Millions thrown away at Fernald


BY MIKE GALLAGHER
The Cincinnati Enquirer

The company cleaning up Fernald has ordered workers to throw away millions of dollars in new and unused equipment and material to save on expenses and paperwork, according to workers and union officials.

Throwing away the material has been going on since 1993, shortly after Fernald Environmental Restoration Management Co. (FERMCO) took over management of the site, the sources said. The materials include electrical components, piping, steel beams and bolts - some still in their original, unopened packaging, the workers said. Thirty-six FERMCO employees told The Cincinnati Enquirer they were ordered by the company to throw away the materials.

Fifteen of those workers said FERMCO brought them in after their regular shifts or on the weekends and paid them overtime to perform the throw-away work. Most of the workers asked for anonymity, fearing retaliation by FERMCO.

''Taxpayers are footing the bill for millions of dollars worth of brand-new equipment and materials being thrown away,'' said Robert Schwab, president of Fernald's Atomic Trades & Labor Council (FATLC), which represents 13 international unions and more than 700 workers at the site.

''FERMCO supervisors have ordered our workers, including me, to get rid of this new stuff because they say they either lost paperwork for it, or they over-ordered and don't want the government to know what they did, or just because they want to hurry up and clean out a building,'' Schwab said.

Despite reports by the U.S. Department of Energy's Office of Inspector General two years ago that found similar problems, new equipment and materials still are being thrown away, said Schwab. Energy Department officials at Fernald ''who are supposed to be watchdogs over FERMCO, don't even have a clue that this waste has been going on. The (Energy Department) is failing miserably in its oversight and accountability role,'' he said.

In 1994, the Office of Inspector General found FERMCO repeatedly violated department rules by throwing away useable materials and equipment and failed to create a program to monitor, store and protect government-owned property.

As a result, the Energy Department's Fernald staff penalized FERMCO by reducing its performance fee - the company's profits for managing the site.

Gary Stegner, the Energy Department's Fernald spokesman, said that because of a performance fee formula used to determine how much fee to pay or penalize FERMCO during two, six-month award periods in 1994, it was not possible to say exactly how much money the company lost.

Energy Department and Inspector General records reveal that FERMCO continued to receive performance fees based on the amount of waste shipped off-site, even though some of that waste was new equipment and materials.

Asked why FERMCO would be allowed to receive performance fees for improperly throwing away new government equipment and materials - thus boosting its off-site shipping figures - Stegner said, ''The matter is being looked into.''

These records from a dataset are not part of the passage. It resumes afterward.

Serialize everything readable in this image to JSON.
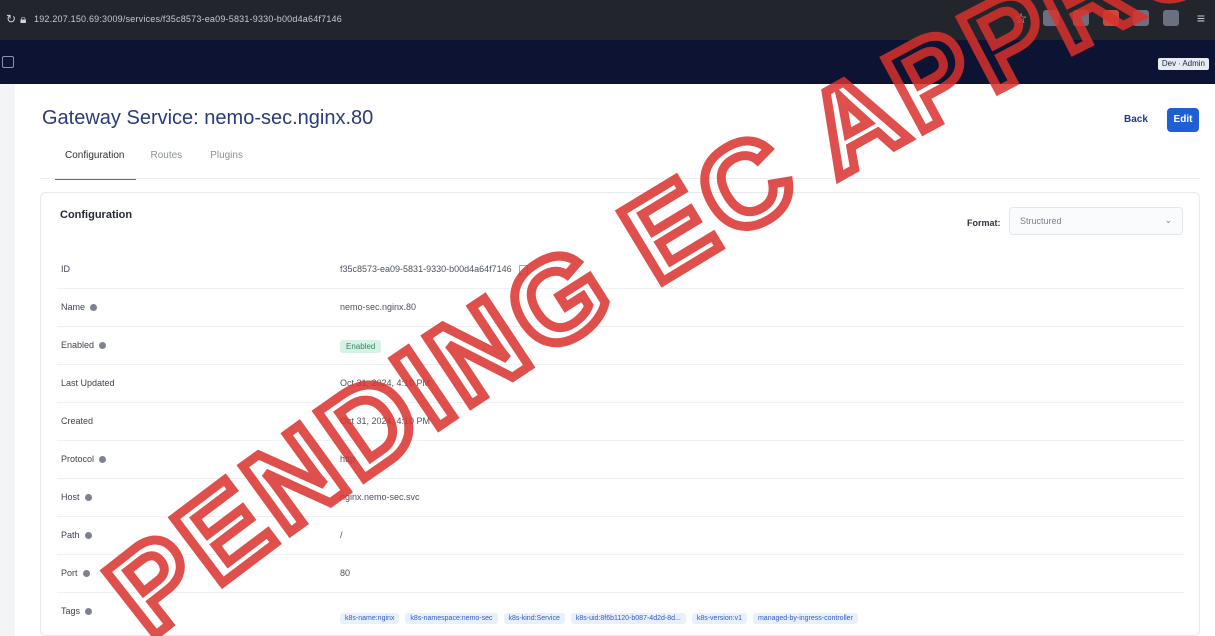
{
  "browser": {
    "url": "192.207.150.69:3009/services/f35c8573-ea09-5831-9330-b00d4a64f7146"
  },
  "header": {
    "user_chip": "Dev ∙ Admin"
  },
  "page": {
    "title": "Gateway Service: nemo-sec.nginx.80",
    "back_label": "Back",
    "edit_label": "Edit",
    "tabs": [
      {
        "label": "Configuration",
        "active": true
      },
      {
        "label": "Routes",
        "active": false
      },
      {
        "label": "Plugins",
        "active": false
      }
    ]
  },
  "config": {
    "title": "Configuration",
    "format_label": "Format:",
    "format_value": "Structured",
    "rows": [
      {
        "key": "ID",
        "value": "f35c8573-ea09-5831-9330-b00d4a64f7146",
        "info": false
      },
      {
        "key": "Name",
        "value": "nemo-sec.nginx.80",
        "info": true
      },
      {
        "key": "Enabled",
        "value": "Enabled",
        "info": true
      },
      {
        "key": "Last Updated",
        "value": "Oct 31, 2024, 4:10 PM",
        "info": false
      },
      {
        "key": "Created",
        "value": "Oct 31, 2024, 4:10 PM",
        "info": false
      },
      {
        "key": "Protocol",
        "value": "http",
        "info": true
      },
      {
        "key": "Host",
        "value": "nginx.nemo-sec.svc",
        "info": true
      },
      {
        "key": "Path",
        "value": "/",
        "info": true
      },
      {
        "key": "Port",
        "value": "80",
        "info": true
      },
      {
        "key": "Tags",
        "value": "",
        "info": true
      }
    ],
    "tags": [
      "k8s-name:nginx",
      "k8s-namespace:nemo-sec",
      "k8s-kind:Service",
      "k8s-uid:8f6b1120-b087-4d2d-8d...",
      "k8s-version:v1",
      "managed-by-ingress-controller"
    ]
  },
  "watermark": {
    "text": "PENDING EC APPROVAL",
    "color": "#d9302c"
  }
}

The Inspector General's 1994 report said after investigators uncovered the wrongdoing, the Energy Department's Fernald officials ordered FERMCO to ''prepare a formal corrective action plan.'' FERMCO officials say new monitoring and inventory policies were created to address the problem.

Despite the company's response to the Energy Department, Fernald workers say FERMCO supervisors continued to order them to throw away new equipment or materials that were not radioactively contaminated or damaged in any way.

''We all know it's wrong to do, but many times it's a choice to either do it or lose your job,'' Gene Branham, FATLC vice president said.

Branham said FERMCO stands to lose performance fees if a project takes too long to complete. ''Inventorying, removing and storing equipment and material takes a lot of time. That's time that could delay a project and result in performance fee being reduced or taken away. That's why FERMCO does this (improper disposal).''

Schwab and Branham said Fernald employees are ready to testify to congressional investigators of the U.S. General Accounting Office (GAO).

U.S. Rep. Rob Portman, R-Cincinnati, and U.S. Senators Mike DeWine, R-Ohio, and John Glenn, D-Ohio called in the GAO to investigate reports of financial mismanagement and safety problems at Fernald detailed in a series of Enquirer articles that began in February. The investigation is ongoing.

Energy Department officials at Fernald, in a written response to Enquirer questions about the allegations that new and unused equipment is being thrown away, said: ''The Department of Energy requires that its contractors comply with all applicable federal property disposal regulations. DOE has held, and will continue to hold, FERMCO to the highest performance standards in the area of property management. Deviations from these standards have been, and will continue to be, appropriately addressed in accordance with the provisions of the contract.''

In a written response to Enquirer questions, FERMCO officials said they ''can find no evidence'' supporting the workers' allegations that materials were disposed of inappropriately.

''Our reviews of the individual examples questioned by The Enquirer have found that the involved major components have been properly excessed and screened for alternate use (sale, transfer to other government agency, etc.)'' FERMCO did not provide The Enquirer documentation to support its claims.

Published June 2, 1996.